Dr. King, for example, a black man in a predominantly white and certainly discriminating popular culture, led the African-American civil rights movement in the name of Love and nonviolence. He lived a life and inspired a movement grounded unconditionally in Love, although his life was hardly comfortable, filled with constant threats of scorn, death and failure. Because he woke himself and millions of others up with the trumpet of justice, he became a target for all that was not Just. Love brings up everything unlike itself. Dr. King felt the fires of a Shirt of Flame.
Almost 40 years after his assassination, like Gandhi before him, King continues to be for us a pillar of fire sent into the darkness to light our way. We must carefully consider the past, in order to mindfully prepare for the future. Each of us must, in their own being, model the change she or he wishes to see in the world by including and transcending the lessons of history in struggle and in strategy.
At this point in the evolution of queer culture, we have the choice, as a People and as an LGBT community, to claim for ourselves freedom's promise of full, joyful and abundant life. No one else can do it for us, and no amount of parading and shouting will get us there.

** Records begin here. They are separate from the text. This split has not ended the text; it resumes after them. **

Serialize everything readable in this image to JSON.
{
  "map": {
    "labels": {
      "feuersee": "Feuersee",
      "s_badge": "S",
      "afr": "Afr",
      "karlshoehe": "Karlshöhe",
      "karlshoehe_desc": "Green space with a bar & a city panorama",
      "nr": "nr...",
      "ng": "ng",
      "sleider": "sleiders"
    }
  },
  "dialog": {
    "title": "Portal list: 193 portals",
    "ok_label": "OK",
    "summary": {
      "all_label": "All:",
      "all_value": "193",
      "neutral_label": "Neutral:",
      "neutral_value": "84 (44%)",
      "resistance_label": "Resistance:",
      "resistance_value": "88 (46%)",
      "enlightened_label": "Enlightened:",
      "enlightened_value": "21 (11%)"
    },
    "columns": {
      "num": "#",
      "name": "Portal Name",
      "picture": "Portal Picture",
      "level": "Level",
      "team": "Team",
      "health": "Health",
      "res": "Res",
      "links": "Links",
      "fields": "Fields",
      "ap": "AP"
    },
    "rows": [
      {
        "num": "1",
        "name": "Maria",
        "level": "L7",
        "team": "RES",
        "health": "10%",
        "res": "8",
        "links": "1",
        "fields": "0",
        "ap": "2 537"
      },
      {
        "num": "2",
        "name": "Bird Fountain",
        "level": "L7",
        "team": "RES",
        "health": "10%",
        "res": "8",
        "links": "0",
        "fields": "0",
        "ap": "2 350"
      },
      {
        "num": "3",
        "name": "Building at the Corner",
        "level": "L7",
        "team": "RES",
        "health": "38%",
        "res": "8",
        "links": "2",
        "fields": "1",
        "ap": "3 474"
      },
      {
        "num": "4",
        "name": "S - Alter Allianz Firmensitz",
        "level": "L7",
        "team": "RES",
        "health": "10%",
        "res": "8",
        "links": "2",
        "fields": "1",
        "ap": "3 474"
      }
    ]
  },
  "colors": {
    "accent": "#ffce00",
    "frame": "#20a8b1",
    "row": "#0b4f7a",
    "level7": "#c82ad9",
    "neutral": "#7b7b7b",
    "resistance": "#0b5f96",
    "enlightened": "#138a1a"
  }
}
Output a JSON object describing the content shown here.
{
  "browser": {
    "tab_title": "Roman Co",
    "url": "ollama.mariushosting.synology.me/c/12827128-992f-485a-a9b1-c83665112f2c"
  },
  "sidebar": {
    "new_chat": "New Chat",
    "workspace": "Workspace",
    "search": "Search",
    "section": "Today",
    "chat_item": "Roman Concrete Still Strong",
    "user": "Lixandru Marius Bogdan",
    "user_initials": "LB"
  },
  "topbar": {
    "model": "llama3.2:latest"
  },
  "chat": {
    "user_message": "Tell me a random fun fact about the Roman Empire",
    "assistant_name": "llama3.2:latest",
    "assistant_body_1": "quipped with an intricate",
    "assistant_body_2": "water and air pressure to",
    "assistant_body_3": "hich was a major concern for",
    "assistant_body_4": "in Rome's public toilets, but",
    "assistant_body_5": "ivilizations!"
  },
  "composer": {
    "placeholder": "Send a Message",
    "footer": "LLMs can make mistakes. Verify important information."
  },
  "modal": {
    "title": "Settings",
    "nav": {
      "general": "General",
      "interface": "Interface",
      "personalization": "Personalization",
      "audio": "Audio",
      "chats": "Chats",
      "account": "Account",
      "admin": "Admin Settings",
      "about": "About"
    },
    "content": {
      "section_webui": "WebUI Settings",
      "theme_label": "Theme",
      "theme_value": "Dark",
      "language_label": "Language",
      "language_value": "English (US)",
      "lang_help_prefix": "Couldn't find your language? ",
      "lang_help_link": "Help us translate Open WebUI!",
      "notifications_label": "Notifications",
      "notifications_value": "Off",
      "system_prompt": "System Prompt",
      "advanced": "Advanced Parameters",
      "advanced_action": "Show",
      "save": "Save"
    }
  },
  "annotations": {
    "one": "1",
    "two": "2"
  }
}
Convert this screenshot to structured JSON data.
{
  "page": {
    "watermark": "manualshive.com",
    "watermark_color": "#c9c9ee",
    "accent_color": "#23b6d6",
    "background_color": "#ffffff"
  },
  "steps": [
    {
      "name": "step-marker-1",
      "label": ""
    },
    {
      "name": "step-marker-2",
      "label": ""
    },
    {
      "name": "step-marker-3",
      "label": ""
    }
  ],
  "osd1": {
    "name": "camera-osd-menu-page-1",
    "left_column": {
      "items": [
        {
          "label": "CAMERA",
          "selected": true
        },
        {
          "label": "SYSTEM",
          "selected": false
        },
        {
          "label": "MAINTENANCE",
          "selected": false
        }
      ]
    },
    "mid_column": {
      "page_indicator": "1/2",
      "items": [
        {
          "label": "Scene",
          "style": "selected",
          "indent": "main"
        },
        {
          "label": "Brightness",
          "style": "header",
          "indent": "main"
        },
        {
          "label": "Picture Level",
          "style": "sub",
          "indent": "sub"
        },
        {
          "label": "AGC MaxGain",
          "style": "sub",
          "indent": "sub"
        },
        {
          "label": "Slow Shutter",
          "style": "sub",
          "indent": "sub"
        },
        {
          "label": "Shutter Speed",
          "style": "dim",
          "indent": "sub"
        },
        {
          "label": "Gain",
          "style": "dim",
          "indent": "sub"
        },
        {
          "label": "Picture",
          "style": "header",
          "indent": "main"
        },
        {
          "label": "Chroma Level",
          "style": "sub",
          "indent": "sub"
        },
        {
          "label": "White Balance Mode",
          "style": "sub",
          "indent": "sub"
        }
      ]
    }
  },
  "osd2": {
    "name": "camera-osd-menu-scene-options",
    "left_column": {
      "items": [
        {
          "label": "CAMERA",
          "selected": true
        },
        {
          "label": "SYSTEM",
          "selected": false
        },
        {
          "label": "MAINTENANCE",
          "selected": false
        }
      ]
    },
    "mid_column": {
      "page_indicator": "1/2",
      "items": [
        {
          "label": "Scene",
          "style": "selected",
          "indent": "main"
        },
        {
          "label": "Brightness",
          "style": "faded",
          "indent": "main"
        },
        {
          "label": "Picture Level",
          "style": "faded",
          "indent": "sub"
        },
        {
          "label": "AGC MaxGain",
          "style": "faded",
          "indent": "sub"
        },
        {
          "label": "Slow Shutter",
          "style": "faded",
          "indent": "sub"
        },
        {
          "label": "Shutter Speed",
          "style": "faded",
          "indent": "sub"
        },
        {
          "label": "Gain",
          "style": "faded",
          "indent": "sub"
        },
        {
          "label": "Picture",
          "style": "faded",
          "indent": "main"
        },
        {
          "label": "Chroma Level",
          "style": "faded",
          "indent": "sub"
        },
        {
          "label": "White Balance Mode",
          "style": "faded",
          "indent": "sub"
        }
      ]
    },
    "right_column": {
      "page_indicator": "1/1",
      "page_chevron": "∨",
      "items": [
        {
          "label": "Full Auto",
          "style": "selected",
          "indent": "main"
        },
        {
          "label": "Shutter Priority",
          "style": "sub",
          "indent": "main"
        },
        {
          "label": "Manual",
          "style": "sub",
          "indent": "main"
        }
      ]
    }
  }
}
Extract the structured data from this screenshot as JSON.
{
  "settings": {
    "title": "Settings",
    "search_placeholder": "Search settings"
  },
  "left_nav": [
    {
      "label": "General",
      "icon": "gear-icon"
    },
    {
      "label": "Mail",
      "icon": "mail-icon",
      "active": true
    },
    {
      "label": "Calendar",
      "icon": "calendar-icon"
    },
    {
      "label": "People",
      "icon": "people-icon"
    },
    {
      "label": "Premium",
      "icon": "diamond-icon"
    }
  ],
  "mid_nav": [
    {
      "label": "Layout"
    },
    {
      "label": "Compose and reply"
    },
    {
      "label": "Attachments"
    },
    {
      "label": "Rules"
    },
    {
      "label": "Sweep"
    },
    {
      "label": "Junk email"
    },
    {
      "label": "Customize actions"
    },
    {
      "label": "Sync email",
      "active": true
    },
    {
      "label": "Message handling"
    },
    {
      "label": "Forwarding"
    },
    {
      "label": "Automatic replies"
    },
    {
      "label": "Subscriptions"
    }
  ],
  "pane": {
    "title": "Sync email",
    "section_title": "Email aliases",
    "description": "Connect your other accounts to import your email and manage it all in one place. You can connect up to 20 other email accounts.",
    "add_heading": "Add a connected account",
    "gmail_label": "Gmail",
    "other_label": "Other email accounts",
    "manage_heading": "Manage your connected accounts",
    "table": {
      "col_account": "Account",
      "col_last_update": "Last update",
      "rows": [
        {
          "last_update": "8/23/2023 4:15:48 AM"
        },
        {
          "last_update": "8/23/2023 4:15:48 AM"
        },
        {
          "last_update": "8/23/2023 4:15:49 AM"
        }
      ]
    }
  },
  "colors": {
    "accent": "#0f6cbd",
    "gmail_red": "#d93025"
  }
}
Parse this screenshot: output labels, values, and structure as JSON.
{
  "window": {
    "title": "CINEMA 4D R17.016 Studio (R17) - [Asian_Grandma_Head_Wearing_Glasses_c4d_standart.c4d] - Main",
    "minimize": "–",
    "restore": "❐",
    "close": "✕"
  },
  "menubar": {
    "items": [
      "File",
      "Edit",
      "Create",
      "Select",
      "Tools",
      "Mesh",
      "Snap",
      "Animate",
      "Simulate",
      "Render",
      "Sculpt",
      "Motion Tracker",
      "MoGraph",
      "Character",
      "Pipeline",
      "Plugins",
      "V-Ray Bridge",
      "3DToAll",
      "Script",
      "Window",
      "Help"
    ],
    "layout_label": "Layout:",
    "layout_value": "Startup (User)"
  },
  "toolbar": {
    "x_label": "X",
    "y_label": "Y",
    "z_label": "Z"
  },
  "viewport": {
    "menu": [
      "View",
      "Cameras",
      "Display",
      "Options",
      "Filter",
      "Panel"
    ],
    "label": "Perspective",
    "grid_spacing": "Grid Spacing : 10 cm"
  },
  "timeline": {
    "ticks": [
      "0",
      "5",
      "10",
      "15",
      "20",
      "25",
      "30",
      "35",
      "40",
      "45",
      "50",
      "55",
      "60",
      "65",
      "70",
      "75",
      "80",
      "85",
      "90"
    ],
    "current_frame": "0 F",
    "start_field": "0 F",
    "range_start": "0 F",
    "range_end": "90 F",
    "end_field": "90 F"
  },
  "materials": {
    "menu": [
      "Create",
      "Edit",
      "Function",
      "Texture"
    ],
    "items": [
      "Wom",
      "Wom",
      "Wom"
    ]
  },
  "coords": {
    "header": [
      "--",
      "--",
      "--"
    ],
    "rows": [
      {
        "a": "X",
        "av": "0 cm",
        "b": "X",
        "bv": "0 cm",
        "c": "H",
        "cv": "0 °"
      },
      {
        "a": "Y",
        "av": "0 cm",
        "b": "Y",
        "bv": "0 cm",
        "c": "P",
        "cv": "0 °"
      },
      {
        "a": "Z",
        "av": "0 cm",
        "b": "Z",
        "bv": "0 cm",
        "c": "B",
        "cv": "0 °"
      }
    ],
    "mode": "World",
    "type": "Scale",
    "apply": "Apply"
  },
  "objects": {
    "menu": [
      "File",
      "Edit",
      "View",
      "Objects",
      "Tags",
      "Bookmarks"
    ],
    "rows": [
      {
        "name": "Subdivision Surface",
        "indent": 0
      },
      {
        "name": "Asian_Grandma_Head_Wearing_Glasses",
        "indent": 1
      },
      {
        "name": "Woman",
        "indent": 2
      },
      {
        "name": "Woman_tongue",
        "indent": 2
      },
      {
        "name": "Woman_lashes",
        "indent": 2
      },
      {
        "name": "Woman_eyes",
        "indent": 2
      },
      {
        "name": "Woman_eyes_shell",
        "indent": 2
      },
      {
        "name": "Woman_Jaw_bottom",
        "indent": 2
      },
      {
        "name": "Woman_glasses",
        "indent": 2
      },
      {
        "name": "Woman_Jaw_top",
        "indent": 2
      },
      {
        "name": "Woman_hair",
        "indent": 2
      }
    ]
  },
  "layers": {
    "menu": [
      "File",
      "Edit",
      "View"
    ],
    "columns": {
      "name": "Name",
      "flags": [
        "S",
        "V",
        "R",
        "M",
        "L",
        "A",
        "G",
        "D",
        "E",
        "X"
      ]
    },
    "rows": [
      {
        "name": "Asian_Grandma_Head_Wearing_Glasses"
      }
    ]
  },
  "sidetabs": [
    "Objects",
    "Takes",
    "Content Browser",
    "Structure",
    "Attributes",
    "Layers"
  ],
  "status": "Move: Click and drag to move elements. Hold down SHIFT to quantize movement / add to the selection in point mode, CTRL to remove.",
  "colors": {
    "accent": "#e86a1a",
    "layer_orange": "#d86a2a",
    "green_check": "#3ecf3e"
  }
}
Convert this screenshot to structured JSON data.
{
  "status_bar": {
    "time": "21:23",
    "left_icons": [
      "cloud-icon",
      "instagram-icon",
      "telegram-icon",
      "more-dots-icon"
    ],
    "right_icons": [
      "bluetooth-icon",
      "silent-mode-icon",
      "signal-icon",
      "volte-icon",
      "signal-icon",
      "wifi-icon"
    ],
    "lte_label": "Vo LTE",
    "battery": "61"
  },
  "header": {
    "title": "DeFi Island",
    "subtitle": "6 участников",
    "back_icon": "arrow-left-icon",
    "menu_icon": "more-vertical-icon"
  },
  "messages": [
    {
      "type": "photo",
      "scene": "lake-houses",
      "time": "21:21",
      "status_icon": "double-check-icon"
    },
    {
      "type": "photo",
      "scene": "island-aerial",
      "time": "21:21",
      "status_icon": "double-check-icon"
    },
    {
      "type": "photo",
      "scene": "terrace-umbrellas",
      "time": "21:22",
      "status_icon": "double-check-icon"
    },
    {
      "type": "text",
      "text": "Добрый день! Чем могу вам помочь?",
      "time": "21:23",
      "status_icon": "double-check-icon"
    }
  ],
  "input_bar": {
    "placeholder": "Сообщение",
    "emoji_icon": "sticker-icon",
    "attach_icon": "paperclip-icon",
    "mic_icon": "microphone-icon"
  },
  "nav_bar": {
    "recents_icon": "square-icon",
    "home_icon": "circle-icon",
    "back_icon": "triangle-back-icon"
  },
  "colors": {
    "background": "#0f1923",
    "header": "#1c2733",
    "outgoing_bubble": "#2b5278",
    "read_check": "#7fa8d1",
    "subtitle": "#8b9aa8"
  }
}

The only tool to end bigotry, to end hatred and violence, to end Fear -- the only tool we can use to build the Beloved Community -- is Love.
We must become the presence of that alternative.
The time has come for us to wake up from our narcoleptic lives.
It is time for us to choose.
Time to take up the weapon of Love.
Time to strip naked on the mountaintop and don the Shirt of Flame.